ASSIGNMENT |
All of the records below are to be given again word for word, with the pictures removed.

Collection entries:
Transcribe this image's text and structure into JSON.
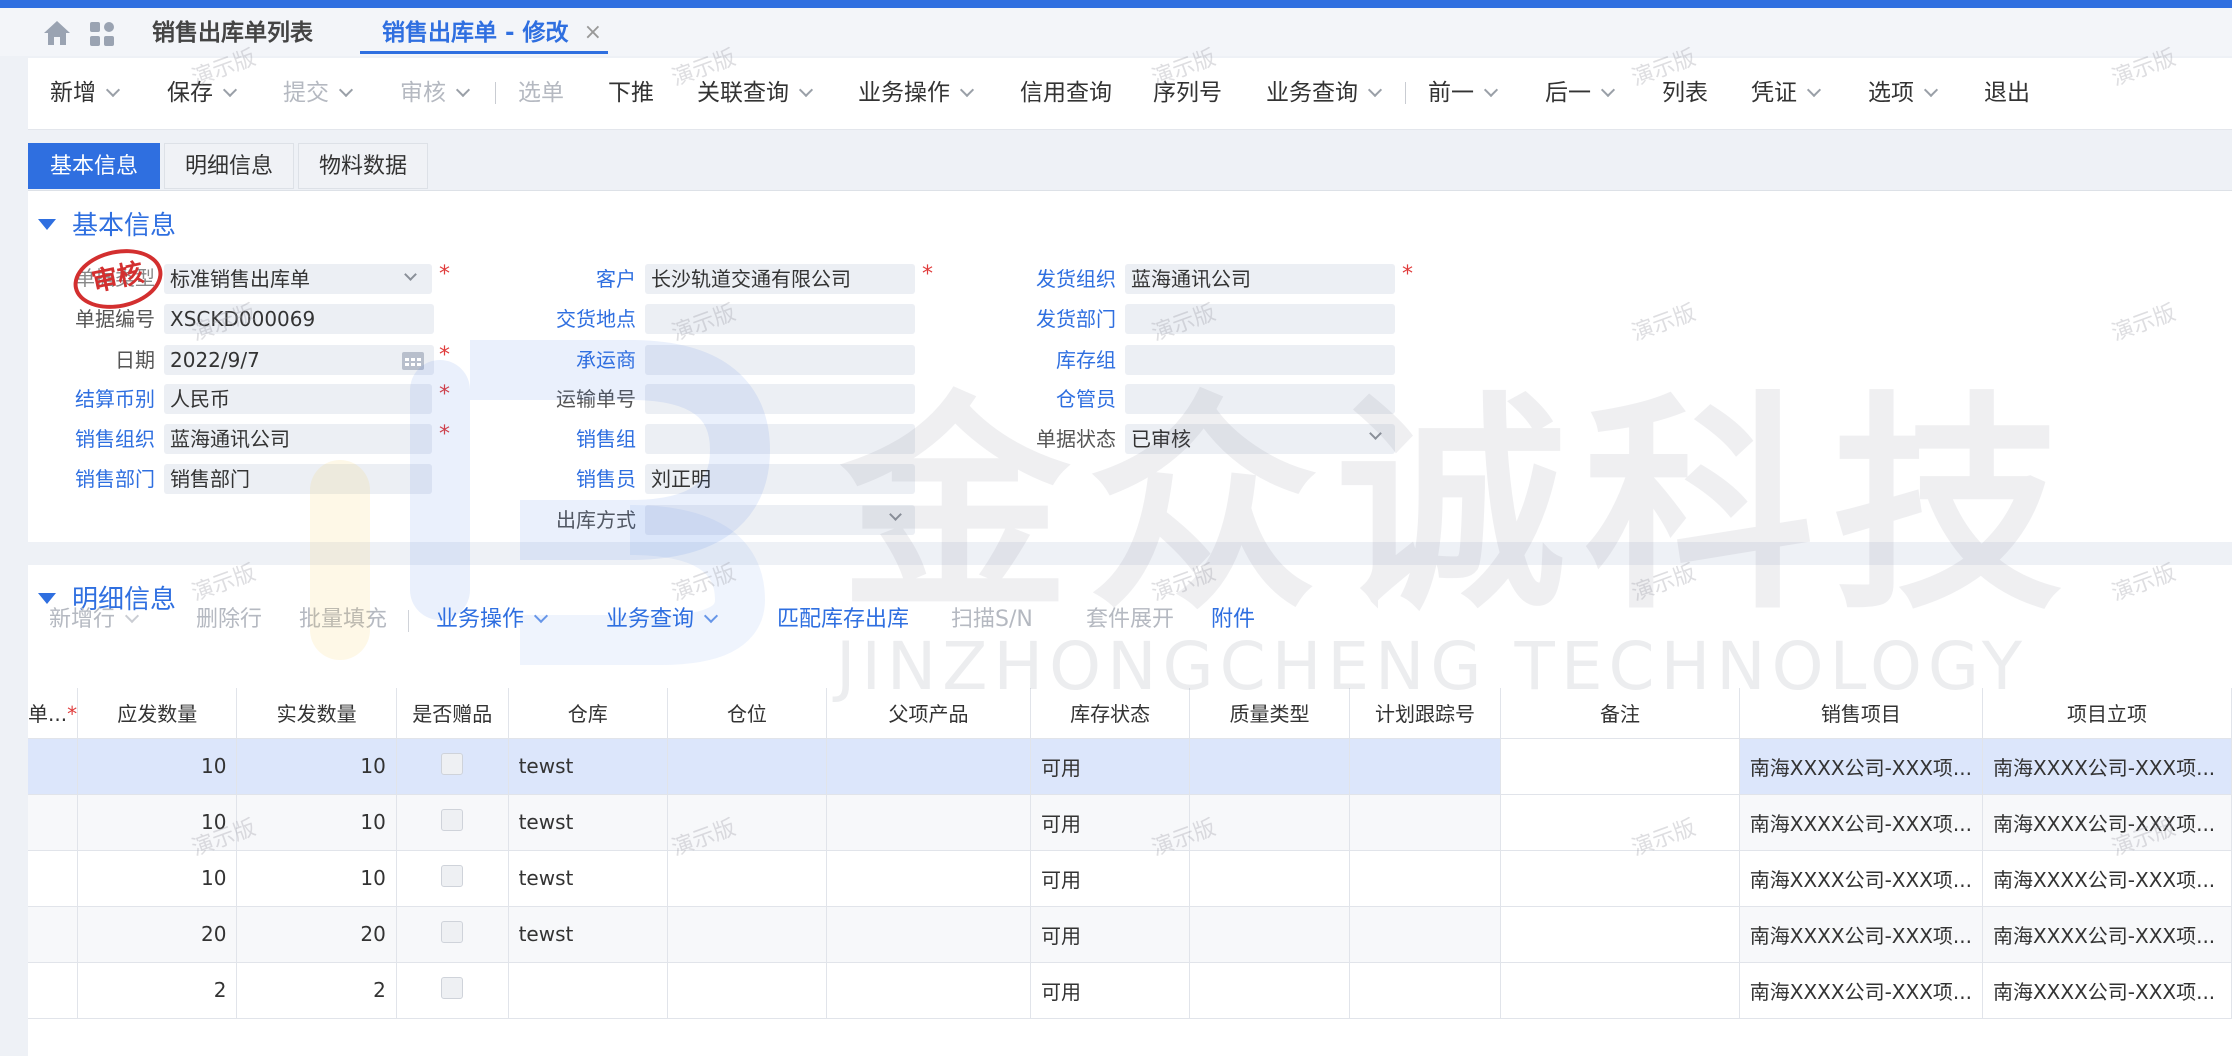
{
  "tabs": {
    "list_tab": "销售出库单列表",
    "edit_tab": "销售出库单 - 修改",
    "close": "×"
  },
  "toolbar": {
    "new": "新增",
    "save": "保存",
    "submit": "提交",
    "audit": "审核",
    "select": "选单",
    "push": "下推",
    "related": "关联查询",
    "business_ops": "业务操作",
    "credit": "信用查询",
    "serial": "序列号",
    "business_query": "业务查询",
    "prev": "前一",
    "next": "后一",
    "list": "列表",
    "voucher": "凭证",
    "options": "选项",
    "exit": "退出"
  },
  "form_tabs": [
    "基本信息",
    "明细信息",
    "物料数据"
  ],
  "basic": {
    "section_title": "基本信息",
    "stamp": "审核",
    "doc_type_label": "单据类型",
    "doc_type": "标准销售出库单",
    "doc_no_label": "单据编号",
    "doc_no": "XSCKD000069",
    "date_label": "日期",
    "date": "2022/9/7",
    "currency_label": "结算币别",
    "currency": "人民币",
    "sales_org_label": "销售组织",
    "sales_org": "蓝海通讯公司",
    "sales_dept_label": "销售部门",
    "sales_dept": "销售部门",
    "customer_label": "客户",
    "customer": "长沙轨道交通有限公司",
    "delivery_place_label": "交货地点",
    "delivery_place": "",
    "carrier_label": "承运商",
    "carrier": "",
    "shipping_no_label": "运输单号",
    "shipping_no": "",
    "sales_group_label": "销售组",
    "sales_group": "",
    "salesperson_label": "销售员",
    "salesperson": "刘正明",
    "out_method_label": "出库方式",
    "out_method": "",
    "ship_org_label": "发货组织",
    "ship_org": "蓝海通讯公司",
    "ship_dept_label": "发货部门",
    "ship_dept": "",
    "stock_group_label": "库存组",
    "stock_group": "",
    "keeper_label": "仓管员",
    "keeper": "",
    "status_label": "单据状态",
    "status": "已审核"
  },
  "detail": {
    "section_title": "明细信息",
    "tools": {
      "add_row": "新增行",
      "delete_row": "删除行",
      "batch_fill": "批量填充",
      "business_ops": "业务操作",
      "business_query": "业务查询",
      "match_stock": "匹配库存出库",
      "scan_sn": "扫描S/N",
      "kit_expand": "套件展开",
      "attachment": "附件"
    },
    "columns": [
      "单...",
      "应发数量",
      "实发数量",
      "是否赠品",
      "仓库",
      "仓位",
      "父项产品",
      "库存状态",
      "质量类型",
      "计划跟踪号",
      "备注",
      "销售项目",
      "项目立项"
    ],
    "rows": [
      {
        "due": "10",
        "actual": "10",
        "warehouse": "tewst",
        "status": "可用",
        "project": "南海XXXX公司-XXX项...",
        "approval": "南海XXXX公司-XXX项..."
      },
      {
        "due": "10",
        "actual": "10",
        "warehouse": "tewst",
        "status": "可用",
        "project": "南海XXXX公司-XXX项...",
        "approval": "南海XXXX公司-XXX项..."
      },
      {
        "due": "10",
        "actual": "10",
        "warehouse": "tewst",
        "status": "可用",
        "project": "南海XXXX公司-XXX项...",
        "approval": "南海XXXX公司-XXX项..."
      },
      {
        "due": "20",
        "actual": "20",
        "warehouse": "tewst",
        "status": "可用",
        "project": "南海XXXX公司-XXX项...",
        "approval": "南海XXXX公司-XXX项..."
      },
      {
        "due": "2",
        "actual": "2",
        "warehouse": "",
        "status": "可用",
        "project": "南海XXXX公司-XXX项...",
        "approval": "南海XXXX公司-XXX项..."
      }
    ]
  },
  "watermark": {
    "demo": "演示版",
    "brand_cn": "金众诚科技",
    "brand_en": "JINZHONGCHENG TECHNOLOGY"
  },
  "colors": {
    "accent": "#2f6fe0",
    "required": "#e03c3c",
    "stamp": "#d32f2f",
    "selected_row": "#dce6fb"
  }
}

OUTPUT OF THE EXERCISE |
Transcribe this image's text and structure into JSON.
{
  "tabs": {
    "list_tab": "销售出库单列表",
    "edit_tab": "销售出库单 - 修改",
    "close": "×"
  },
  "toolbar": {
    "new": "新增",
    "save": "保存",
    "submit": "提交",
    "audit": "审核",
    "select": "选单",
    "push": "下推",
    "related": "关联查询",
    "business_ops": "业务操作",
    "credit": "信用查询",
    "serial": "序列号",
    "business_query": "业务查询",
    "prev": "前一",
    "next": "后一",
    "list": "列表",
    "voucher": "凭证",
    "options": "选项",
    "exit": "退出"
  },
  "form_tabs": [
    "基本信息",
    "明细信息",
    "物料数据"
  ],
  "basic": {
    "section_title": "基本信息",
    "stamp": "审核",
    "doc_type_label": "单据类型",
    "doc_type": "标准销售出库单",
    "doc_no_label": "单据编号",
    "doc_no": "XSCKD000069",
    "date_label": "日期",
    "date": "2022/9/7",
    "currency_label": "结算币别",
    "currency": "人民币",
    "sales_org_label": "销售组织",
    "sales_org": "蓝海通讯公司",
    "sales_dept_label": "销售部门",
    "sales_dept": "销售部门",
    "customer_label": "客户",
    "customer": "长沙轨道交通有限公司",
    "delivery_place_label": "交货地点",
    "delivery_place": "",
    "carrier_label": "承运商",
    "carrier": "",
    "shipping_no_label": "运输单号",
    "shipping_no": "",
    "sales_group_label": "销售组",
    "sales_group": "",
    "salesperson_label": "销售员",
    "salesperson": "刘正明",
    "out_method_label": "出库方式",
    "out_method": "",
    "ship_org_label": "发货组织",
    "ship_org": "蓝海通讯公司",
    "ship_dept_label": "发货部门",
    "ship_dept": "",
    "stock_group_label": "库存组",
    "stock_group": "",
    "keeper_label": "仓管员",
    "keeper": "",
    "status_label": "单据状态",
    "status": "已审核"
  },
  "detail": {
    "section_title": "明细信息",
    "tools": {
      "add_row": "新增行",
      "delete_row": "删除行",
      "batch_fill": "批量填充",
      "business_ops": "业务操作",
      "business_query": "业务查询",
      "match_stock": "匹配库存出库",
      "scan_sn": "扫描S/N",
      "kit_expand": "套件展开",
      "attachment": "附件"
    },
    "columns": [
      "单...",
      "应发数量",
      "实发数量",
      "是否赠品",
      "仓库",
      "仓位",
      "父项产品",
      "库存状态",
      "质量类型",
      "计划跟踪号",
      "备注",
      "销售项目",
      "项目立项"
    ],
    "rows": [
      {
        "due": "10",
        "actual": "10",
        "warehouse": "tewst",
        "status": "可用",
        "project": "南海XXXX公司-XXX项...",
        "approval": "南海XXXX公司-XXX项..."
      },
      {
        "due": "10",
        "actual": "10",
        "warehouse": "tewst",
        "status": "可用",
        "project": "南海XXXX公司-XXX项...",
        "approval": "南海XXXX公司-XXX项..."
      },
      {
        "due": "10",
        "actual": "10",
        "warehouse": "tewst",
        "status": "可用",
        "project": "南海XXXX公司-XXX项...",
        "approval": "南海XXXX公司-XXX项..."
      },
      {
        "due": "20",
        "actual": "20",
        "warehouse": "tewst",
        "status": "可用",
        "project": "南海XXXX公司-XXX项...",
        "approval": "南海XXXX公司-XXX项..."
      },
      {
        "due": "2",
        "actual": "2",
        "warehouse": "",
        "status": "可用",
        "project": "南海XXXX公司-XXX项...",
        "approval": "南海XXXX公司-XXX项..."
      }
    ]
  },
  "watermark": {
    "demo": "演示版",
    "brand_cn": "金众诚科技",
    "brand_en": "JINZHONGCHENG TECHNOLOGY"
  },
  "colors": {
    "accent": "#2f6fe0",
    "required": "#e03c3c",
    "stamp": "#d32f2f",
    "selected_row": "#dce6fb"
  }
}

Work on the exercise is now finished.